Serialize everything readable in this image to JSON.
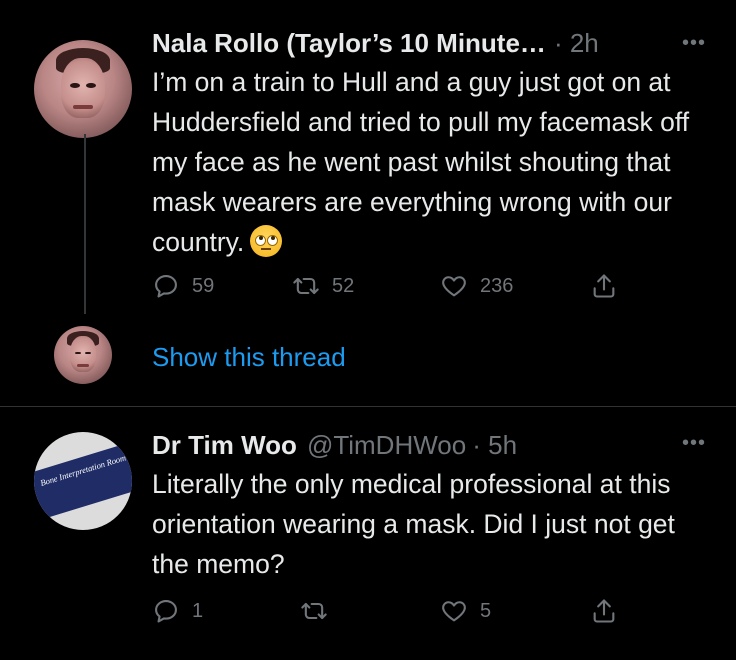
{
  "tweet1": {
    "author_name": "Nala Rollo (Taylor’s 10 Minute…",
    "time": "· 2h",
    "text": "I’m on a train to Hull and a guy just got on at Huddersfield and tried to pull my facemask off my face as he went past whilst shouting that mask wearers are everything wrong with our country.",
    "emoji_icon": "face-with-rolling-eyes",
    "replies": "59",
    "retweets": "52",
    "likes": "236"
  },
  "thread_link": "Show this thread",
  "tweet2": {
    "author_name": "Dr Tim Woo",
    "handle": "@TimDHWoo",
    "time": "· 5h",
    "text": "Literally the only medical professional at this orientation wearing a mask. Did I just not get the memo?",
    "avatar_sign_text": "Bone Interpretation Room",
    "replies": "1",
    "retweets": "",
    "likes": "5"
  },
  "colors": {
    "background": "#000000",
    "text": "#e7e9ea",
    "secondary": "#71767b",
    "link": "#1d9bf0",
    "divider": "#2f3336"
  }
}
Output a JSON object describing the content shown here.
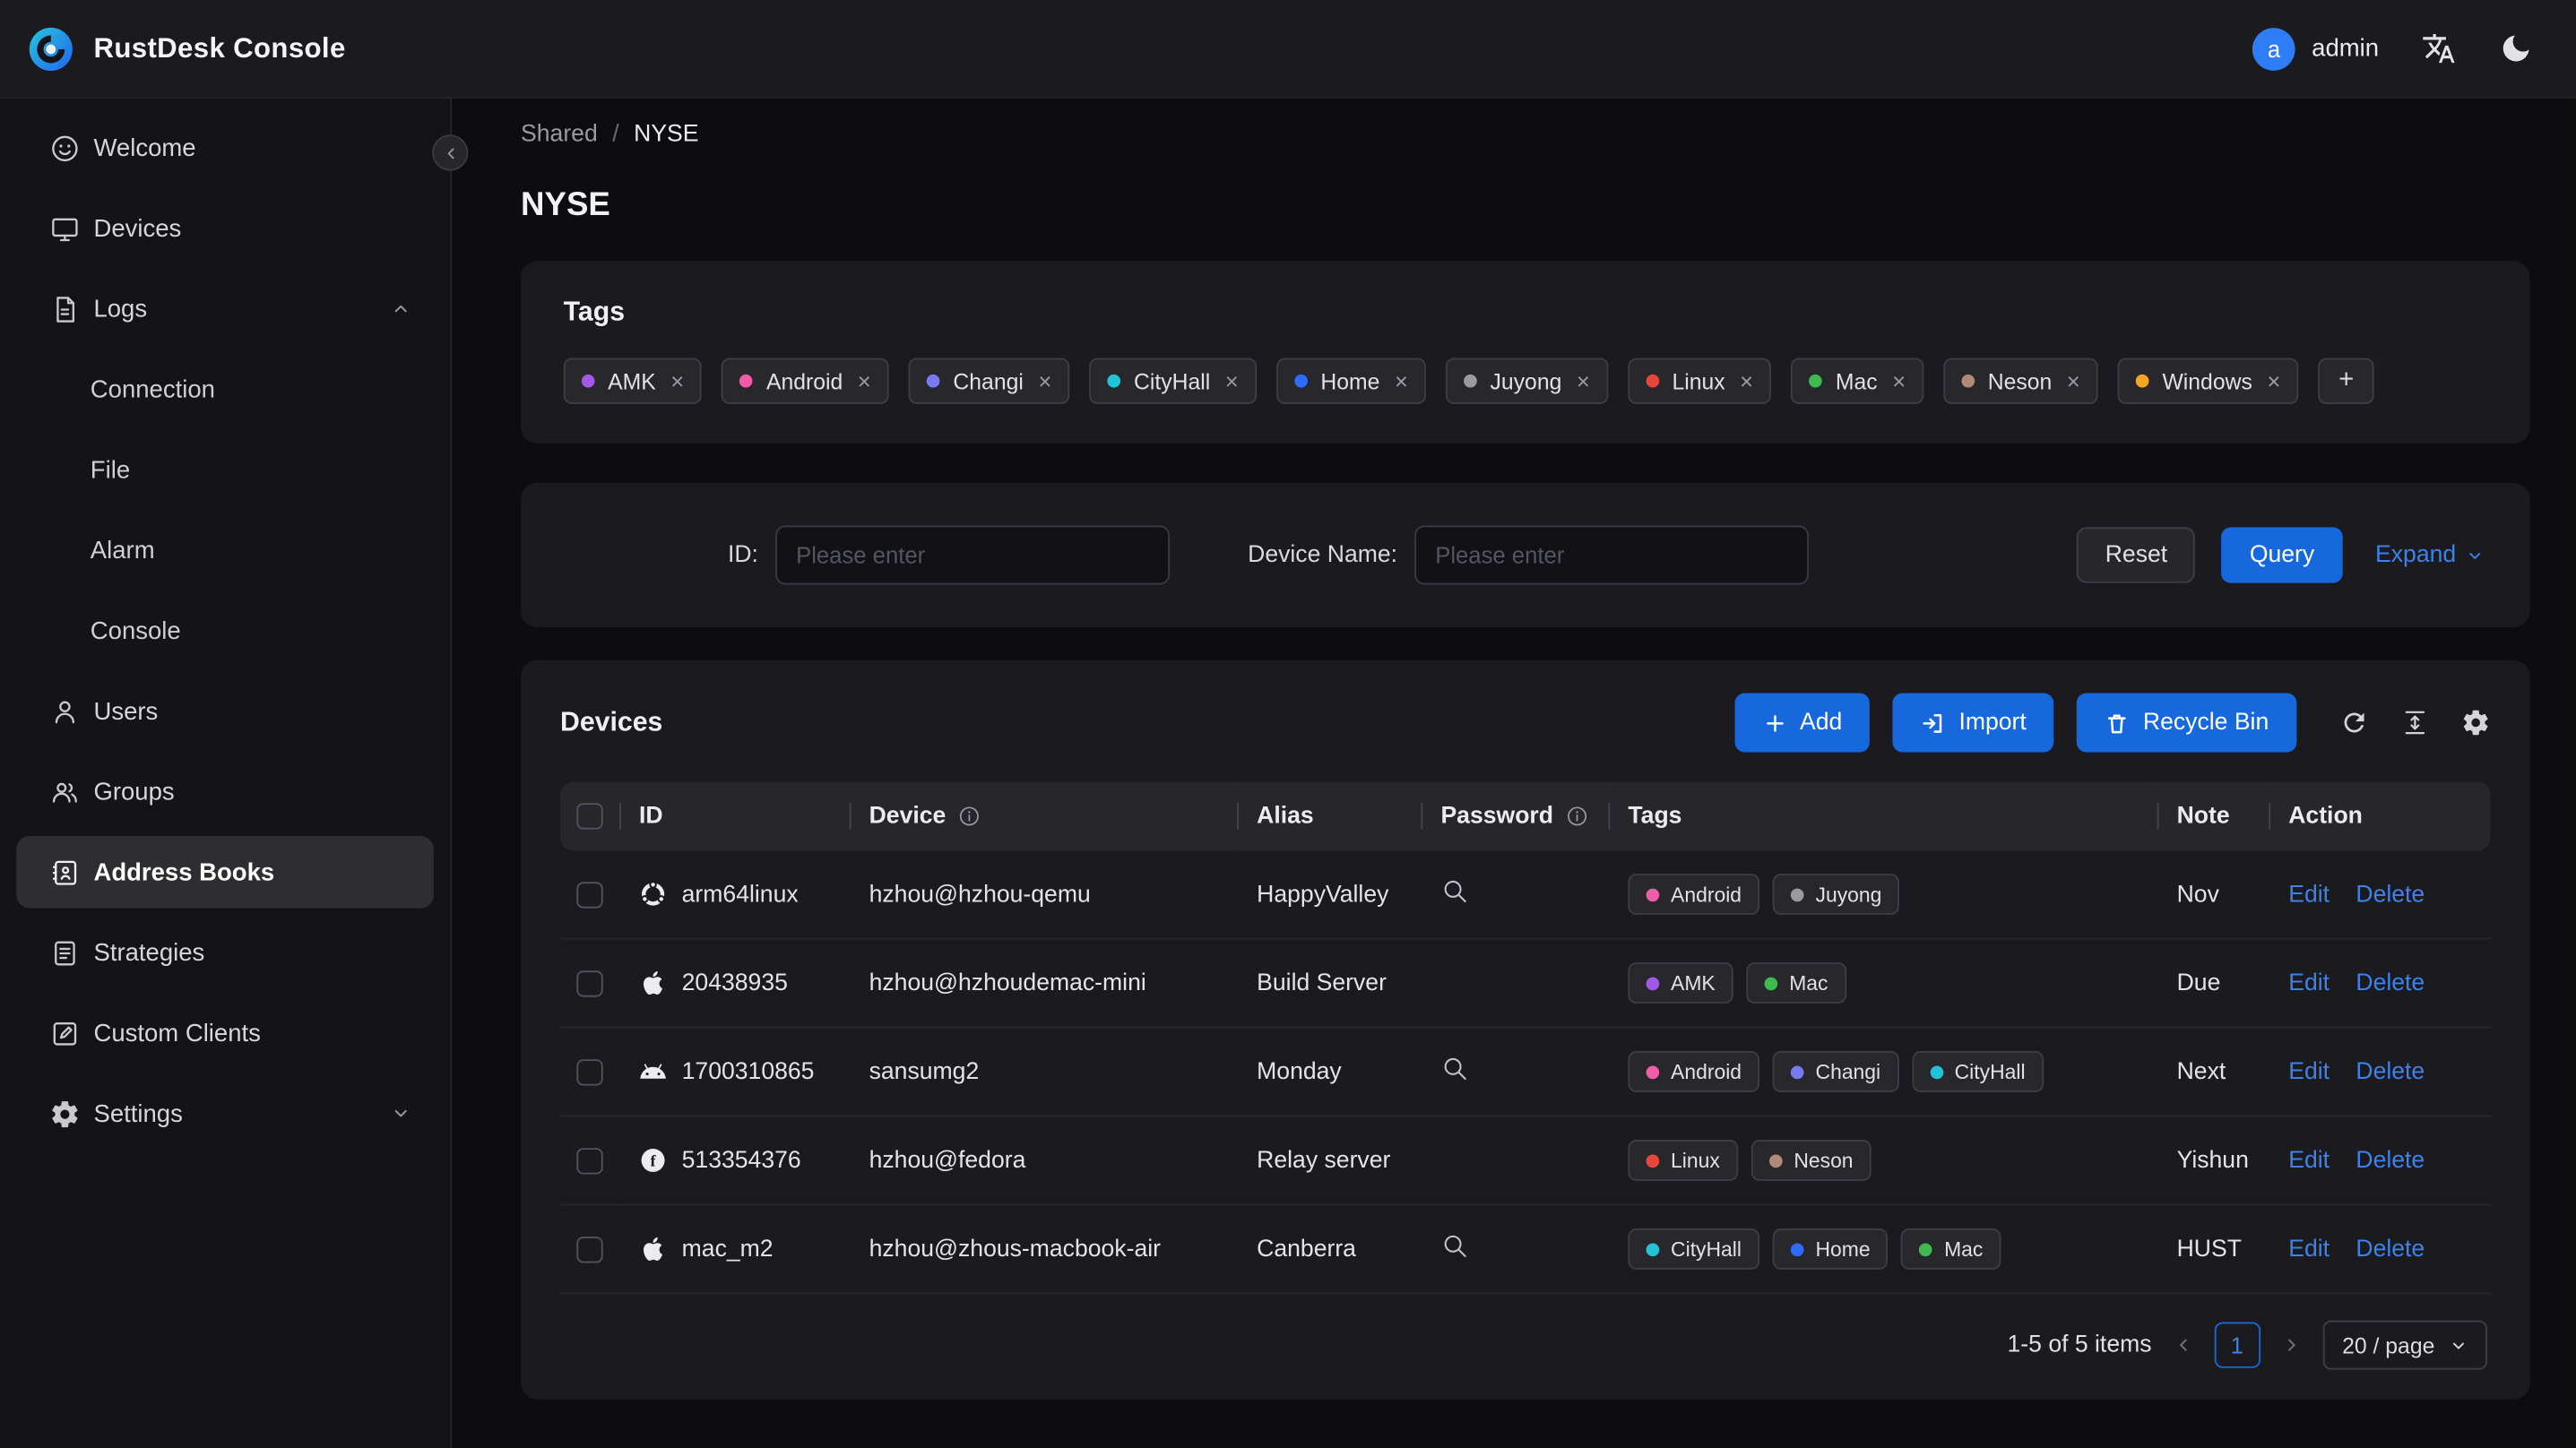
{
  "colors": {
    "accent": "#1668dc",
    "link": "#3c82e8",
    "avatar_bg": "#2e7cf6"
  },
  "icons": {
    "close_glyph": "×",
    "add_glyph": "+"
  },
  "header": {
    "app_title": "RustDesk Console",
    "user": {
      "avatar_letter": "a",
      "name": "admin"
    }
  },
  "sidebar": {
    "items": [
      {
        "label": "Welcome"
      },
      {
        "label": "Devices"
      },
      {
        "label": "Logs",
        "expanded": true
      },
      {
        "label": "Connection",
        "child": true
      },
      {
        "label": "File",
        "child": true
      },
      {
        "label": "Alarm",
        "child": true
      },
      {
        "label": "Console",
        "child": true
      },
      {
        "label": "Users"
      },
      {
        "label": "Groups"
      },
      {
        "label": "Address Books",
        "active": true
      },
      {
        "label": "Strategies"
      },
      {
        "label": "Custom Clients"
      },
      {
        "label": "Settings",
        "collapsed": true
      }
    ]
  },
  "breadcrumb": {
    "parent": "Shared",
    "separator": "/",
    "current": "NYSE"
  },
  "page_title": "NYSE",
  "tags_card": {
    "title": "Tags",
    "tags": [
      {
        "label": "AMK",
        "color": "#a259e6"
      },
      {
        "label": "Android",
        "color": "#ef5da8"
      },
      {
        "label": "Changi",
        "color": "#7a7af0"
      },
      {
        "label": "CityHall",
        "color": "#22c3d6"
      },
      {
        "label": "Home",
        "color": "#2f6bff"
      },
      {
        "label": "Juyong",
        "color": "#9a9aa0"
      },
      {
        "label": "Linux",
        "color": "#e8453c"
      },
      {
        "label": "Mac",
        "color": "#3fb950"
      },
      {
        "label": "Neson",
        "color": "#b08a78"
      },
      {
        "label": "Windows",
        "color": "#f5a524"
      }
    ]
  },
  "filter": {
    "id_label": "ID:",
    "id_placeholder": "Please enter",
    "device_name_label": "Device Name:",
    "device_name_placeholder": "Please enter",
    "reset_label": "Reset",
    "query_label": "Query",
    "expand_label": "Expand"
  },
  "devices_card": {
    "title": "Devices",
    "toolbar": {
      "add": "Add",
      "import": "Import",
      "recycle_bin": "Recycle Bin"
    },
    "columns": [
      "ID",
      "Device",
      "Alias",
      "Password",
      "Tags",
      "Note",
      "Action"
    ],
    "actions": {
      "edit": "Edit",
      "delete": "Delete"
    },
    "rows": [
      {
        "id": "arm64linux",
        "os_icon": "ubuntu-icon",
        "device": "hzhou@hzhou-qemu",
        "alias": "HappyValley",
        "has_password": true,
        "tags": [
          "Android",
          "Juyong"
        ],
        "note": "Nov"
      },
      {
        "id": "20438935",
        "os_icon": "apple-icon",
        "device": "hzhou@hzhoudemac-mini",
        "alias": "Build Server",
        "has_password": false,
        "tags": [
          "AMK",
          "Mac"
        ],
        "note": "Due"
      },
      {
        "id": "1700310865",
        "os_icon": "android-icon",
        "device": "sansumg2",
        "alias": "Monday",
        "has_password": true,
        "tags": [
          "Android",
          "Changi",
          "CityHall"
        ],
        "note": "Next"
      },
      {
        "id": "513354376",
        "os_icon": "linux-icon",
        "device": "hzhou@fedora",
        "alias": "Relay server",
        "has_password": false,
        "tags": [
          "Linux",
          "Neson"
        ],
        "note": "Yishun"
      },
      {
        "id": "mac_m2",
        "os_icon": "apple-icon",
        "device": "hzhou@zhous-macbook-air",
        "alias": "Canberra",
        "has_password": true,
        "tags": [
          "CityHall",
          "Home",
          "Mac"
        ],
        "note": "HUST"
      }
    ],
    "pagination": {
      "summary": "1-5 of 5 items",
      "page": "1",
      "page_size": "20 / page"
    }
  }
}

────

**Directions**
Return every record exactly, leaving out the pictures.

**Completed task**
Serialize everything readable in this image to JSON.
{
  "tweet1": {
    "author_name": "Nala Rollo (Taylor’s 10 Minute…",
    "time": "· 2h",
    "text": "I’m on a train to Hull and a guy just got on at Huddersfield and tried to pull my facemask off my face as he went past whilst shouting that mask wearers are everything wrong with our country.",
    "emoji_icon": "face-with-rolling-eyes",
    "replies": "59",
    "retweets": "52",
    "likes": "236"
  },
  "thread_link": "Show this thread",
  "tweet2": {
    "author_name": "Dr Tim Woo",
    "handle": "@TimDHWoo",
    "time": "· 5h",
    "text": "Literally the only medical professional at this orientation wearing a mask. Did I just not get the memo?",
    "avatar_sign_text": "Bone Interpretation Room",
    "replies": "1",
    "retweets": "",
    "likes": "5"
  },
  "colors": {
    "background": "#000000",
    "text": "#e7e9ea",
    "secondary": "#71767b",
    "link": "#1d9bf0",
    "divider": "#2f3336"
  }
}
Output a JSON object describing the content shown here.
{
  "colors": {
    "accent": "#1668dc",
    "link": "#3c82e8",
    "avatar_bg": "#2e7cf6"
  },
  "icons": {
    "close_glyph": "×",
    "add_glyph": "+"
  },
  "header": {
    "app_title": "RustDesk Console",
    "user": {
      "avatar_letter": "a",
      "name": "admin"
    }
  },
  "sidebar": {
    "items": [
      {
        "label": "Welcome"
      },
      {
        "label": "Devices"
      },
      {
        "label": "Logs",
        "expanded": true
      },
      {
        "label": "Connection",
        "child": true
      },
      {
        "label": "File",
        "child": true
      },
      {
        "label": "Alarm",
        "child": true
      },
      {
        "label": "Console",
        "child": true
      },
      {
        "label": "Users"
      },
      {
        "label": "Groups"
      },
      {
        "label": "Address Books",
        "active": true
      },
      {
        "label": "Strategies"
      },
      {
        "label": "Custom Clients"
      },
      {
        "label": "Settings",
        "collapsed": true
      }
    ]
  },
  "breadcrumb": {
    "parent": "Shared",
    "separator": "/",
    "current": "NYSE"
  },
  "page_title": "NYSE",
  "tags_card": {
    "title": "Tags",
    "tags": [
      {
        "label": "AMK",
        "color": "#a259e6"
      },
      {
        "label": "Android",
        "color": "#ef5da8"
      },
      {
        "label": "Changi",
        "color": "#7a7af0"
      },
      {
        "label": "CityHall",
        "color": "#22c3d6"
      },
      {
        "label": "Home",
        "color": "#2f6bff"
      },
      {
        "label": "Juyong",
        "color": "#9a9aa0"
      },
      {
        "label": "Linux",
        "color": "#e8453c"
      },
      {
        "label": "Mac",
        "color": "#3fb950"
      },
      {
        "label": "Neson",
        "color": "#b08a78"
      },
      {
        "label": "Windows",
        "color": "#f5a524"
      }
    ]
  },
  "filter": {
    "id_label": "ID:",
    "id_placeholder": "Please enter",
    "device_name_label": "Device Name:",
    "device_name_placeholder": "Please enter",
    "reset_label": "Reset",
    "query_label": "Query",
    "expand_label": "Expand"
  },
  "devices_card": {
    "title": "Devices",
    "toolbar": {
      "add": "Add",
      "import": "Import",
      "recycle_bin": "Recycle Bin"
    },
    "columns": [
      "ID",
      "Device",
      "Alias",
      "Password",
      "Tags",
      "Note",
      "Action"
    ],
    "actions": {
      "edit": "Edit",
      "delete": "Delete"
    },
    "rows": [
      {
        "id": "arm64linux",
        "os_icon": "ubuntu-icon",
        "device": "hzhou@hzhou-qemu",
        "alias": "HappyValley",
        "has_password": true,
        "tags": [
          "Android",
          "Juyong"
        ],
        "note": "Nov"
      },
      {
        "id": "20438935",
        "os_icon": "apple-icon",
        "device": "hzhou@hzhoudemac-mini",
        "alias": "Build Server",
        "has_password": false,
        "tags": [
          "AMK",
          "Mac"
        ],
        "note": "Due"
      },
      {
        "id": "1700310865",
        "os_icon": "android-icon",
        "device": "sansumg2",
        "alias": "Monday",
        "has_password": true,
        "tags": [
          "Android",
          "Changi",
          "CityHall"
        ],
        "note": "Next"
      },
      {
        "id": "513354376",
        "os_icon": "linux-icon",
        "device": "hzhou@fedora",
        "alias": "Relay server",
        "has_password": false,
        "tags": [
          "Linux",
          "Neson"
        ],
        "note": "Yishun"
      },
      {
        "id": "mac_m2",
        "os_icon": "apple-icon",
        "device": "hzhou@zhous-macbook-air",
        "alias": "Canberra",
        "has_password": true,
        "tags": [
          "CityHall",
          "Home",
          "Mac"
        ],
        "note": "HUST"
      }
    ],
    "pagination": {
      "summary": "1-5 of 5 items",
      "page": "1",
      "page_size": "20 / page"
    }
  }
}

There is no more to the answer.